-------- RECORDS FOR THE TASK

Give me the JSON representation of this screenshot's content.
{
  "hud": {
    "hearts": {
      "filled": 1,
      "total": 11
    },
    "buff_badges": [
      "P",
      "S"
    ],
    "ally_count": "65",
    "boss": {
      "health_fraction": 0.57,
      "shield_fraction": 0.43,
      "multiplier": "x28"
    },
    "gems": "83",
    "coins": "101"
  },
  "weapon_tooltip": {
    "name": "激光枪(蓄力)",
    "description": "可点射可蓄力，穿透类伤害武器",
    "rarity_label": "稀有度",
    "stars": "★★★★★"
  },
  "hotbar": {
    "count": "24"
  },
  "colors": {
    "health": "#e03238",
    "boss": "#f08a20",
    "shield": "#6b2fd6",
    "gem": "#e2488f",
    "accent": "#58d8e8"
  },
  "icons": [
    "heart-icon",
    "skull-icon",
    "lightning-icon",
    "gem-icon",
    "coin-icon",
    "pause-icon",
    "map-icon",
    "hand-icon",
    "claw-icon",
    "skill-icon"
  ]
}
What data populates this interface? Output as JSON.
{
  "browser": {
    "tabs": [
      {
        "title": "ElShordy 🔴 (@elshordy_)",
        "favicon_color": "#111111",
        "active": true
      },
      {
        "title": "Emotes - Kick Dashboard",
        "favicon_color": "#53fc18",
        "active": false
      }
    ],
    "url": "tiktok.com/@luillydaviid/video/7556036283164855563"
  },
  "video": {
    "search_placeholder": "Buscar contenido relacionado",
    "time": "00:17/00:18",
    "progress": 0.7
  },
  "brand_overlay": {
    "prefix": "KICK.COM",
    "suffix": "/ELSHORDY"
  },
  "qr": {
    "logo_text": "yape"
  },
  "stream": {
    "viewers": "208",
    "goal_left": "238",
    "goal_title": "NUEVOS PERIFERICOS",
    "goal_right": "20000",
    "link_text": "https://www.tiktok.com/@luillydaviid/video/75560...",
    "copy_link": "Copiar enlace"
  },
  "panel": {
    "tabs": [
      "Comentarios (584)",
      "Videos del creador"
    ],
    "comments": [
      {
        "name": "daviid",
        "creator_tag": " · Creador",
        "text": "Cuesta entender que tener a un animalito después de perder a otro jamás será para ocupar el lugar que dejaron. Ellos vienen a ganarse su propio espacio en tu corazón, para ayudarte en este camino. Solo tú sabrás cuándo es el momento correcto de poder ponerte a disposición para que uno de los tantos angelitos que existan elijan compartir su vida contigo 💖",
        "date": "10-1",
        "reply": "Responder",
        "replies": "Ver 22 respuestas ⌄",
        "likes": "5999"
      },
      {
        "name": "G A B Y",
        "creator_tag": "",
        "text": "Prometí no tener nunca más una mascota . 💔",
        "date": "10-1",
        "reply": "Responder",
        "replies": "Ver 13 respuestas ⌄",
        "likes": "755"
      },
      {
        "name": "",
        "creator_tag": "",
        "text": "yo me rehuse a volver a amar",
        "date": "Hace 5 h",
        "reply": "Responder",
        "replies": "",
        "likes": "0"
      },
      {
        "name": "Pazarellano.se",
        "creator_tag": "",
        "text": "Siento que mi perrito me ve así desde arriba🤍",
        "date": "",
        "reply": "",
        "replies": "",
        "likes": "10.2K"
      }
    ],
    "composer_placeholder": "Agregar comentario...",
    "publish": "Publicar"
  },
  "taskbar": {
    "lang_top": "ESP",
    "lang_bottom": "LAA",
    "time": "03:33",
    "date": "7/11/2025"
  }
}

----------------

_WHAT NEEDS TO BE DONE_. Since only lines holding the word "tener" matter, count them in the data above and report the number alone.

_EXERCISE OUTPUT_. 2